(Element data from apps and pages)
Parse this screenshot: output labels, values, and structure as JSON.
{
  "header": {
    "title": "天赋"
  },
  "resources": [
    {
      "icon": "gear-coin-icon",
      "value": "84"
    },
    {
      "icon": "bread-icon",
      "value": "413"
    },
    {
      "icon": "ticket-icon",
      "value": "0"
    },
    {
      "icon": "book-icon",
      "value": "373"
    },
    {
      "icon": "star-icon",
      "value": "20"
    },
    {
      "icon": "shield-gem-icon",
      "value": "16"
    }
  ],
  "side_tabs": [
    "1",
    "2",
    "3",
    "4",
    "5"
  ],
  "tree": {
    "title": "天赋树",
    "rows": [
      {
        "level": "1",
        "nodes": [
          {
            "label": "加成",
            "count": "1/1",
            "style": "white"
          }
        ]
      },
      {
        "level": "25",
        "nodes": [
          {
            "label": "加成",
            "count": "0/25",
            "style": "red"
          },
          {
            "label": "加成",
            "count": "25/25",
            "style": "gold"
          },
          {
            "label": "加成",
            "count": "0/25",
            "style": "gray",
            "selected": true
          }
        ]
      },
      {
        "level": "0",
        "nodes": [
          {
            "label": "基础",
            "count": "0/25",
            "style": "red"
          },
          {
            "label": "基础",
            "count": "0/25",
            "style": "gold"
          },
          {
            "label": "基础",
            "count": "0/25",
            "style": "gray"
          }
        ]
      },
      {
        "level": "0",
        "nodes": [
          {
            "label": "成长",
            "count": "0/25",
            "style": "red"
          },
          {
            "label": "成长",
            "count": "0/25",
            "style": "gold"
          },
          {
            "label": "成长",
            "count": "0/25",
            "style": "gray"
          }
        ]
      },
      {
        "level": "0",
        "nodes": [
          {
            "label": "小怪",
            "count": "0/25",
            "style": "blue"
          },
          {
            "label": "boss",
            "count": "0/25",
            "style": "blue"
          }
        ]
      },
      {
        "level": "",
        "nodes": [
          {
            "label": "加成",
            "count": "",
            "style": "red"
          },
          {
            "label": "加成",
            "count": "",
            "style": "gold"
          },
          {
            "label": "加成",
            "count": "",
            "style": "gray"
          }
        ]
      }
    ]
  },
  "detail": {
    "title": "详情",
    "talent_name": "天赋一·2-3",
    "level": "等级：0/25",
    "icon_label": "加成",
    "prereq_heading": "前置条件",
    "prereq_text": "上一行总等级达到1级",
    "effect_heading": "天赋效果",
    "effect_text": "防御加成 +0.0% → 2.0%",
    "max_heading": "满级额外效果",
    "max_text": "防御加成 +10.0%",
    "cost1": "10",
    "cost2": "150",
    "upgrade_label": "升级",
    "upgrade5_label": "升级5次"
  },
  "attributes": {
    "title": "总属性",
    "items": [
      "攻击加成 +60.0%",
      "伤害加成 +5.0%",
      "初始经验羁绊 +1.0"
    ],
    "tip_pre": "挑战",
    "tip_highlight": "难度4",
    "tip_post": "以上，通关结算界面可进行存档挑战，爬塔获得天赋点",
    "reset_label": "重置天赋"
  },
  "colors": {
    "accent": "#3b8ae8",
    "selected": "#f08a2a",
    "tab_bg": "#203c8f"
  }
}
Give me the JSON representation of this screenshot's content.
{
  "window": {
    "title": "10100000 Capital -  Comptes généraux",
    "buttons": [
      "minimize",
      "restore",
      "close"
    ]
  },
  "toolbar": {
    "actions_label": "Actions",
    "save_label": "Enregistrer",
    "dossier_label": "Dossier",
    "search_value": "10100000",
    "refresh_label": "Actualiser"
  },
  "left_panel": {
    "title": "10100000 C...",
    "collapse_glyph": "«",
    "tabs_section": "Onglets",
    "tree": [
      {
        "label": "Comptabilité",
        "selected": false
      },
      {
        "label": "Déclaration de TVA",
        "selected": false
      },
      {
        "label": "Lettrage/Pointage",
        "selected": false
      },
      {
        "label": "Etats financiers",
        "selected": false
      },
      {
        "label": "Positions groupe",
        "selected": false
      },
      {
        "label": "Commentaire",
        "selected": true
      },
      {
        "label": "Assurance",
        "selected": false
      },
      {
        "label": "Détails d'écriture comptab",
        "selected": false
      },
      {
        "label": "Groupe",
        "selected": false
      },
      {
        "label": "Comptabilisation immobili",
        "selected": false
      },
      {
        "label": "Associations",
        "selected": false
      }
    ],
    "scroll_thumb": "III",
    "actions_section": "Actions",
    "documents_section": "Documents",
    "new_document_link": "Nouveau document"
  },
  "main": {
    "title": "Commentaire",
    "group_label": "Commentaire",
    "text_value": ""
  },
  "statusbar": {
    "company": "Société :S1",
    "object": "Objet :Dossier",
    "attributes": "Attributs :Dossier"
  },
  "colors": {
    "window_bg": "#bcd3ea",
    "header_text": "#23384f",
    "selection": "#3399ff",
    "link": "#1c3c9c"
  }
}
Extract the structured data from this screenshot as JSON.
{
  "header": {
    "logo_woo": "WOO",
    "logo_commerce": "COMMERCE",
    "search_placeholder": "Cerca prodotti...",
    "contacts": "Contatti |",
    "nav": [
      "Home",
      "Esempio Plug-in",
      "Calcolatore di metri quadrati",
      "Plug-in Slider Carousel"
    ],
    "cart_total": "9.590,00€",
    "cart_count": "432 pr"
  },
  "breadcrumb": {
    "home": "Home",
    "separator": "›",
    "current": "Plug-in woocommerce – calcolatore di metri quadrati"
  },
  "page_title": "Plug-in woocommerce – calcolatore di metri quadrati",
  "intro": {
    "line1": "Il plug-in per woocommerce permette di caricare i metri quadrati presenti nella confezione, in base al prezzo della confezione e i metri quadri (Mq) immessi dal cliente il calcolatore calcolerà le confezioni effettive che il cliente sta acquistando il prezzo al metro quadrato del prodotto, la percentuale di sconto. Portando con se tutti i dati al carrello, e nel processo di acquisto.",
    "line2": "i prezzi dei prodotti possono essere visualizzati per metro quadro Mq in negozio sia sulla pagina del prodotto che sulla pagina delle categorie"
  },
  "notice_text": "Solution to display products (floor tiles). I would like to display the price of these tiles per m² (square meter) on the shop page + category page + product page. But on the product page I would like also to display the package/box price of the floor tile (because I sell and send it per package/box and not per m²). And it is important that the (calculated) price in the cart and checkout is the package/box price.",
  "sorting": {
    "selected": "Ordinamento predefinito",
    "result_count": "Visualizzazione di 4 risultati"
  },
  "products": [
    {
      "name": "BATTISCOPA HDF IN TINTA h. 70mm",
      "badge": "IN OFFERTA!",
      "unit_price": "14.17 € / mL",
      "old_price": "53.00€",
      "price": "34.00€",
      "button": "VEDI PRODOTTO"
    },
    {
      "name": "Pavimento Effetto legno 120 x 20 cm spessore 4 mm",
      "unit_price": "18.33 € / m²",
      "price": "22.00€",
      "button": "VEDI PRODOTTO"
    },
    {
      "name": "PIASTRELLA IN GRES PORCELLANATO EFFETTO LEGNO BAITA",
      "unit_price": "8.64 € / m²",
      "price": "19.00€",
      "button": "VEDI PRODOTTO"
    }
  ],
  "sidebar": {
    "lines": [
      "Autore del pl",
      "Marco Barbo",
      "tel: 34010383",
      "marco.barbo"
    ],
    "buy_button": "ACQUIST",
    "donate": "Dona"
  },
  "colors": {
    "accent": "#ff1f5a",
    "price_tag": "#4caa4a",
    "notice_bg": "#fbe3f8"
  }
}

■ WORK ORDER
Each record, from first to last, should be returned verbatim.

■ RESPONSE TO THIS EXERCISE
Parse this screenshot: output labels, values, and structure as JSON.
{
  "header": {
    "title": "天赋"
  },
  "resources": [
    {
      "icon": "gear-coin-icon",
      "value": "84"
    },
    {
      "icon": "bread-icon",
      "value": "413"
    },
    {
      "icon": "ticket-icon",
      "value": "0"
    },
    {
      "icon": "book-icon",
      "value": "373"
    },
    {
      "icon": "star-icon",
      "value": "20"
    },
    {
      "icon": "shield-gem-icon",
      "value": "16"
    }
  ],
  "side_tabs": [
    "1",
    "2",
    "3",
    "4",
    "5"
  ],
  "tree": {
    "title": "天赋树",
    "rows": [
      {
        "level": "1",
        "nodes": [
          {
            "label": "加成",
            "count": "1/1",
            "style": "white"
          }
        ]
      },
      {
        "level": "25",
        "nodes": [
          {
            "label": "加成",
            "count": "0/25",
            "style": "red"
          },
          {
            "label": "加成",
            "count": "25/25",
            "style": "gold"
          },
          {
            "label": "加成",
            "count": "0/25",
            "style": "gray",
            "selected": true
          }
        ]
      },
      {
        "level": "0",
        "nodes": [
          {
            "label": "基础",
            "count": "0/25",
            "style": "red"
          },
          {
            "label": "基础",
            "count": "0/25",
            "style": "gold"
          },
          {
            "label": "基础",
            "count": "0/25",
            "style": "gray"
          }
        ]
      },
      {
        "level": "0",
        "nodes": [
          {
            "label": "成长",
            "count": "0/25",
            "style": "red"
          },
          {
            "label": "成长",
            "count": "0/25",
            "style": "gold"
          },
          {
            "label": "成长",
            "count": "0/25",
            "style": "gray"
          }
        ]
      },
      {
        "level": "0",
        "nodes": [
          {
            "label": "小怪",
            "count": "0/25",
            "style": "blue"
          },
          {
            "label": "boss",
            "count": "0/25",
            "style": "blue"
          }
        ]
      },
      {
        "level": "",
        "nodes": [
          {
            "label": "加成",
            "count": "",
            "style": "red"
          },
          {
            "label": "加成",
            "count": "",
            "style": "gold"
          },
          {
            "label": "加成",
            "count": "",
            "style": "gray"
          }
        ]
      }
    ]
  },
  "detail": {
    "title": "详情",
    "talent_name": "天赋一·2-3",
    "level": "等级：0/25",
    "icon_label": "加成",
    "prereq_heading": "前置条件",
    "prereq_text": "上一行总等级达到1级",
    "effect_heading": "天赋效果",
    "effect_text": "防御加成 +0.0% → 2.0%",
    "max_heading": "满级额外效果",
    "max_text": "防御加成 +10.0%",
    "cost1": "10",
    "cost2": "150",
    "upgrade_label": "升级",
    "upgrade5_label": "升级5次"
  },
  "attributes": {
    "title": "总属性",
    "items": [
      "攻击加成 +60.0%",
      "伤害加成 +5.0%",
      "初始经验羁绊 +1.0"
    ],
    "tip_pre": "挑战",
    "tip_highlight": "难度4",
    "tip_post": "以上，通关结算界面可进行存档挑战，爬塔获得天赋点",
    "reset_label": "重置天赋"
  },
  "colors": {
    "accent": "#3b8ae8",
    "selected": "#f08a2a",
    "tab_bg": "#203c8f"
  }
}
Give me the JSON representation of this screenshot's content.
{
  "window": {
    "title": "10100000 Capital -  Comptes généraux",
    "buttons": [
      "minimize",
      "restore",
      "close"
    ]
  },
  "toolbar": {
    "actions_label": "Actions",
    "save_label": "Enregistrer",
    "dossier_label": "Dossier",
    "search_value": "10100000",
    "refresh_label": "Actualiser"
  },
  "left_panel": {
    "title": "10100000 C...",
    "collapse_glyph": "«",
    "tabs_section": "Onglets",
    "tree": [
      {
        "label": "Comptabilité",
        "selected": false
      },
      {
        "label": "Déclaration de TVA",
        "selected": false
      },
      {
        "label": "Lettrage/Pointage",
        "selected": false
      },
      {
        "label": "Etats financiers",
        "selected": false
      },
      {
        "label": "Positions groupe",
        "selected": false
      },
      {
        "label": "Commentaire",
        "selected": true
      },
      {
        "label": "Assurance",
        "selected": false
      },
      {
        "label": "Détails d'écriture comptab",
        "selected": false
      },
      {
        "label": "Groupe",
        "selected": false
      },
      {
        "label": "Comptabilisation immobili",
        "selected": false
      },
      {
        "label": "Associations",
        "selected": false
      }
    ],
    "scroll_thumb": "III",
    "actions_section": "Actions",
    "documents_section": "Documents",
    "new_document_link": "Nouveau document"
  },
  "main": {
    "title": "Commentaire",
    "group_label": "Commentaire",
    "text_value": ""
  },
  "statusbar": {
    "company": "Société :S1",
    "object": "Objet :Dossier",
    "attributes": "Attributs :Dossier"
  },
  "colors": {
    "window_bg": "#bcd3ea",
    "header_text": "#23384f",
    "selection": "#3399ff",
    "link": "#1c3c9c"
  }
}
Extract the structured data from this screenshot as JSON.
{
  "header": {
    "logo_woo": "WOO",
    "logo_commerce": "COMMERCE",
    "search_placeholder": "Cerca prodotti...",
    "contacts": "Contatti |",
    "nav": [
      "Home",
      "Esempio Plug-in",
      "Calcolatore di metri quadrati",
      "Plug-in Slider Carousel"
    ],
    "cart_total": "9.590,00€",
    "cart_count": "432 pr"
  },
  "breadcrumb": {
    "home": "Home",
    "separator": "›",
    "current": "Plug-in woocommerce – calcolatore di metri quadrati"
  },
  "page_title": "Plug-in woocommerce – calcolatore di metri quadrati",
  "intro": {
    "line1": "Il plug-in per woocommerce permette di caricare i metri quadrati presenti nella confezione, in base al prezzo della confezione e i metri quadri (Mq) immessi dal cliente il calcolatore calcolerà le confezioni effettive che il cliente sta acquistando il prezzo al metro quadrato del prodotto, la percentuale di sconto. Portando con se tutti i dati al carrello, e nel processo di acquisto.",
    "line2": "i prezzi dei prodotti possono essere visualizzati per metro quadro Mq in negozio sia sulla pagina del prodotto che sulla pagina delle categorie"
  },
  "notice_text": "Solution to display products (floor tiles). I would like to display the price of these tiles per m² (square meter) on the shop page + category page + product page. But on the product page I would like also to display the package/box price of the floor tile (because I sell and send it per package/box and not per m²). And it is important that the (calculated) price in the cart and checkout is the package/box price.",
  "sorting": {
    "selected": "Ordinamento predefinito",
    "result_count": "Visualizzazione di 4 risultati"
  },
  "products": [
    {
      "name": "BATTISCOPA HDF IN TINTA h. 70mm",
      "badge": "IN OFFERTA!",
      "unit_price": "14.17 € / mL",
      "old_price": "53.00€",
      "price": "34.00€",
      "button": "VEDI PRODOTTO"
    },
    {
      "name": "Pavimento Effetto legno 120 x 20 cm spessore 4 mm",
      "unit_price": "18.33 € / m²",
      "price": "22.00€",
      "button": "VEDI PRODOTTO"
    },
    {
      "name": "PIASTRELLA IN GRES PORCELLANATO EFFETTO LEGNO BAITA",
      "unit_price": "8.64 € / m²",
      "price": "19.00€",
      "button": "VEDI PRODOTTO"
    }
  ],
  "sidebar": {
    "lines": [
      "Autore del pl",
      "Marco Barbo",
      "tel: 34010383",
      "marco.barbo"
    ],
    "buy_button": "ACQUIST",
    "donate": "Dona"
  },
  "colors": {
    "accent": "#ff1f5a",
    "price_tag": "#4caa4a",
    "notice_bg": "#fbe3f8"
  }
}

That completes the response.